--- START ---

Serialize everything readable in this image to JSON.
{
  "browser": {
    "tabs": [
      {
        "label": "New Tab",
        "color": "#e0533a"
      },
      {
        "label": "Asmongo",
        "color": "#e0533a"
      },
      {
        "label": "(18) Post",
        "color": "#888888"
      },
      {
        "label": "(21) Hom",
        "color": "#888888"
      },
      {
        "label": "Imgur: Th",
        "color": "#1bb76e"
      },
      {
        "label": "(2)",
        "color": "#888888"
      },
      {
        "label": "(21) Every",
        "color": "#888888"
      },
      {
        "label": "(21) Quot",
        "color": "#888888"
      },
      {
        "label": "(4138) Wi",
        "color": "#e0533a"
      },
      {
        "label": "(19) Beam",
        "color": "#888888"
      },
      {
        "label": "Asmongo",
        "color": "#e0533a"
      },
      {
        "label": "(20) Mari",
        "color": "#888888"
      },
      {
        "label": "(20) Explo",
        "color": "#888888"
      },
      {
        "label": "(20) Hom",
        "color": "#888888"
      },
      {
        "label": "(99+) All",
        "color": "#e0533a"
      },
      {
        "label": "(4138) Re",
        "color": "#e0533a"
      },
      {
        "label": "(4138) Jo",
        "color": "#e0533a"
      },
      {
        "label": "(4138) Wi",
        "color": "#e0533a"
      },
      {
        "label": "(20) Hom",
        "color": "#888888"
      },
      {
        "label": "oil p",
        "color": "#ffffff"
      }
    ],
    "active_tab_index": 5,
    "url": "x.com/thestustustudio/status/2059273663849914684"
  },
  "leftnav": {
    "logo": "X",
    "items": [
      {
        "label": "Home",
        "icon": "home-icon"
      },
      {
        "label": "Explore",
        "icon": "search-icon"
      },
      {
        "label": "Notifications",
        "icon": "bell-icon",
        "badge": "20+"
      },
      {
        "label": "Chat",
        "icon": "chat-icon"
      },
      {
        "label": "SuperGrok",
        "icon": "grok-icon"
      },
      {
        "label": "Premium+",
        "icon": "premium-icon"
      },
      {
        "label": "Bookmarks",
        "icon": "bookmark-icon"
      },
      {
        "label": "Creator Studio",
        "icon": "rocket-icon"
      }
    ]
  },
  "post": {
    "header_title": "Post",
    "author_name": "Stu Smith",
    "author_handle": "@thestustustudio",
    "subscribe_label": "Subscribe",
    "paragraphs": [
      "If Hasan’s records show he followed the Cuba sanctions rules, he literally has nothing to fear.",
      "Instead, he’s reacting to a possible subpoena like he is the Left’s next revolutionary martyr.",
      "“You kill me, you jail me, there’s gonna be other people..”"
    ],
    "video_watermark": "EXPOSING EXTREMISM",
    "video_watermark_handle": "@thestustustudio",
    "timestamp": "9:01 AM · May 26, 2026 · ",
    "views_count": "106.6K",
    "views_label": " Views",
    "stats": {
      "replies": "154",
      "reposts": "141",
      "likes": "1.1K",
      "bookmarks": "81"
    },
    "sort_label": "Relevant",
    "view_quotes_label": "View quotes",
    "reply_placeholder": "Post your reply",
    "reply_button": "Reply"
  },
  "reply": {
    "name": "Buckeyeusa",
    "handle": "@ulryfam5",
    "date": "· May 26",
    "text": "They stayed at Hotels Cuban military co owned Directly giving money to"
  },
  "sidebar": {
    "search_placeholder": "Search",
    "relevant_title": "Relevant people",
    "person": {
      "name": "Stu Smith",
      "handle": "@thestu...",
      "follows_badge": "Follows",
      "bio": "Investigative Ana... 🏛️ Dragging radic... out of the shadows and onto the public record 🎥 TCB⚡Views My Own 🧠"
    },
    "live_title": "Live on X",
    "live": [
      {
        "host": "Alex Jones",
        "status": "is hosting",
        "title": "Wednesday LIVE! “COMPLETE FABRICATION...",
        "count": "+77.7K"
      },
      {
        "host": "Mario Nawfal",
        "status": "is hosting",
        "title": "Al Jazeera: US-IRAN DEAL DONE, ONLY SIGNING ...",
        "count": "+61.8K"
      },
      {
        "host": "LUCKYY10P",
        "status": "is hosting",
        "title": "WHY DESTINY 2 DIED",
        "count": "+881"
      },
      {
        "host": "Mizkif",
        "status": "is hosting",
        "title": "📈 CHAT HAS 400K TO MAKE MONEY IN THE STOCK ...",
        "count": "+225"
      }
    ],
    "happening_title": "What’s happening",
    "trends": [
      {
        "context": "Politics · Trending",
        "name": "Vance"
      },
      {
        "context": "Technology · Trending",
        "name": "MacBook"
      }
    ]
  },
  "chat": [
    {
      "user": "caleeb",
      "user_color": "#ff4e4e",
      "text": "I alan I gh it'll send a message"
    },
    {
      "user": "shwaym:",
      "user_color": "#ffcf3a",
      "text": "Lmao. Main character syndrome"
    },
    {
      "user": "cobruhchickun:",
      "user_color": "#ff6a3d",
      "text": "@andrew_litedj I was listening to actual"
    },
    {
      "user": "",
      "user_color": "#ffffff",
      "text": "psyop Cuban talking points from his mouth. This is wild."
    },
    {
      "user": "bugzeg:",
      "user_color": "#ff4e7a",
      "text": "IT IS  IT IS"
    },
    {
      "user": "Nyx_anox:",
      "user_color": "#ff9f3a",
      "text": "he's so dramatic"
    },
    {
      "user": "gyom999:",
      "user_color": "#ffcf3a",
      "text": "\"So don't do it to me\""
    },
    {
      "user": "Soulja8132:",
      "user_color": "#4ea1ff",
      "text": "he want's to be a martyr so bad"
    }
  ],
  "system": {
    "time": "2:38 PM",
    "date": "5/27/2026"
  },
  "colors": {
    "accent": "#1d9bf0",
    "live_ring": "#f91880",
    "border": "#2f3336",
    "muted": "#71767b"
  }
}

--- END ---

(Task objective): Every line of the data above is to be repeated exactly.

(Completed exercise):
Serialize everything readable in this image to JSON.
{
  "browser": {
    "tabs": [
      {
        "label": "New Tab",
        "color": "#e0533a"
      },
      {
        "label": "Asmongo",
        "color": "#e0533a"
      },
      {
        "label": "(18) Post",
        "color": "#888888"
      },
      {
        "label": "(21) Hom",
        "color": "#888888"
      },
      {
        "label": "Imgur: Th",
        "color": "#1bb76e"
      },
      {
        "label": "(2)",
        "color": "#888888"
      },
      {
        "label": "(21) Every",
        "color": "#888888"
      },
      {
        "label": "(21) Quot",
        "color": "#888888"
      },
      {
        "label": "(4138) Wi",
        "color": "#e0533a"
      },
      {
        "label": "(19) Beam",
        "color": "#888888"
      },
      {
        "label": "Asmongo",
        "color": "#e0533a"
      },
      {
        "label": "(20) Mari",
        "color": "#888888"
      },
      {
        "label": "(20) Explo",
        "color": "#888888"
      },
      {
        "label": "(20) Hom",
        "color": "#888888"
      },
      {
        "label": "(99+) All",
        "color": "#e0533a"
      },
      {
        "label": "(4138) Re",
        "color": "#e0533a"
      },
      {
        "label": "(4138) Jo",
        "color": "#e0533a"
      },
      {
        "label": "(4138) Wi",
        "color": "#e0533a"
      },
      {
        "label": "(20) Hom",
        "color": "#888888"
      },
      {
        "label": "oil p",
        "color": "#ffffff"
      }
    ],
    "active_tab_index": 5,
    "url": "x.com/thestustustudio/status/2059273663849914684"
  },
  "leftnav": {
    "logo": "X",
    "items": [
      {
        "label": "Home",
        "icon": "home-icon"
      },
      {
        "label": "Explore",
        "icon": "search-icon"
      },
      {
        "label": "Notifications",
        "icon": "bell-icon",
        "badge": "20+"
      },
      {
        "label": "Chat",
        "icon": "chat-icon"
      },
      {
        "label": "SuperGrok",
        "icon": "grok-icon"
      },
      {
        "label": "Premium+",
        "icon": "premium-icon"
      },
      {
        "label": "Bookmarks",
        "icon": "bookmark-icon"
      },
      {
        "label": "Creator Studio",
        "icon": "rocket-icon"
      }
    ]
  },
  "post": {
    "header_title": "Post",
    "author_name": "Stu Smith",
    "author_handle": "@thestustustudio",
    "subscribe_label": "Subscribe",
    "paragraphs": [
      "If Hasan’s records show he followed the Cuba sanctions rules, he literally has nothing to fear.",
      "Instead, he’s reacting to a possible subpoena like he is the Left’s next revolutionary martyr.",
      "“You kill me, you jail me, there’s gonna be other people..”"
    ],
    "video_watermark": "EXPOSING EXTREMISM",
    "video_watermark_handle": "@thestustustudio",
    "timestamp": "9:01 AM · May 26, 2026 · ",
    "views_count": "106.6K",
    "views_label": " Views",
    "stats": {
      "replies": "154",
      "reposts": "141",
      "likes": "1.1K",
      "bookmarks": "81"
    },
    "sort_label": "Relevant",
    "view_quotes_label": "View quotes",
    "reply_placeholder": "Post your reply",
    "reply_button": "Reply"
  },
  "reply": {
    "name": "Buckeyeusa",
    "handle": "@ulryfam5",
    "date": "· May 26",
    "text": "They stayed at Hotels Cuban military co owned Directly giving money to"
  },
  "sidebar": {
    "search_placeholder": "Search",
    "relevant_title": "Relevant people",
    "person": {
      "name": "Stu Smith",
      "handle": "@thestu...",
      "follows_badge": "Follows",
      "bio": "Investigative Ana... 🏛️ Dragging radic... out of the shadows and onto the public record 🎥 TCB⚡Views My Own 🧠"
    },
    "live_title": "Live on X",
    "live": [
      {
        "host": "Alex Jones",
        "status": "is hosting",
        "title": "Wednesday LIVE! “COMPLETE FABRICATION...",
        "count": "+77.7K"
      },
      {
        "host": "Mario Nawfal",
        "status": "is hosting",
        "title": "Al Jazeera: US-IRAN DEAL DONE, ONLY SIGNING ...",
        "count": "+61.8K"
      },
      {
        "host": "LUCKYY10P",
        "status": "is hosting",
        "title": "WHY DESTINY 2 DIED",
        "count": "+881"
      },
      {
        "host": "Mizkif",
        "status": "is hosting",
        "title": "📈 CHAT HAS 400K TO MAKE MONEY IN THE STOCK ...",
        "count": "+225"
      }
    ],
    "happening_title": "What’s happening",
    "trends": [
      {
        "context": "Politics · Trending",
        "name": "Vance"
      },
      {
        "context": "Technology · Trending",
        "name": "MacBook"
      }
    ]
  },
  "chat": [
    {
      "user": "caleeb",
      "user_color": "#ff4e4e",
      "text": "I alan I gh it'll send a message"
    },
    {
      "user": "shwaym:",
      "user_color": "#ffcf3a",
      "text": "Lmao. Main character syndrome"
    },
    {
      "user": "cobruhchickun:",
      "user_color": "#ff6a3d",
      "text": "@andrew_litedj I was listening to actual"
    },
    {
      "user": "",
      "user_color": "#ffffff",
      "text": "psyop Cuban talking points from his mouth. This is wild."
    },
    {
      "user": "bugzeg:",
      "user_color": "#ff4e7a",
      "text": "IT IS  IT IS"
    },
    {
      "user": "Nyx_anox:",
      "user_color": "#ff9f3a",
      "text": "he's so dramatic"
    },
    {
      "user": "gyom999:",
      "user_color": "#ffcf3a",
      "text": "\"So don't do it to me\""
    },
    {
      "user": "Soulja8132:",
      "user_color": "#4ea1ff",
      "text": "he want's to be a martyr so bad"
    }
  ],
  "system": {
    "time": "2:38 PM",
    "date": "5/27/2026"
  },
  "colors": {
    "accent": "#1d9bf0",
    "live_ring": "#f91880",
    "border": "#2f3336",
    "muted": "#71767b"
  }
}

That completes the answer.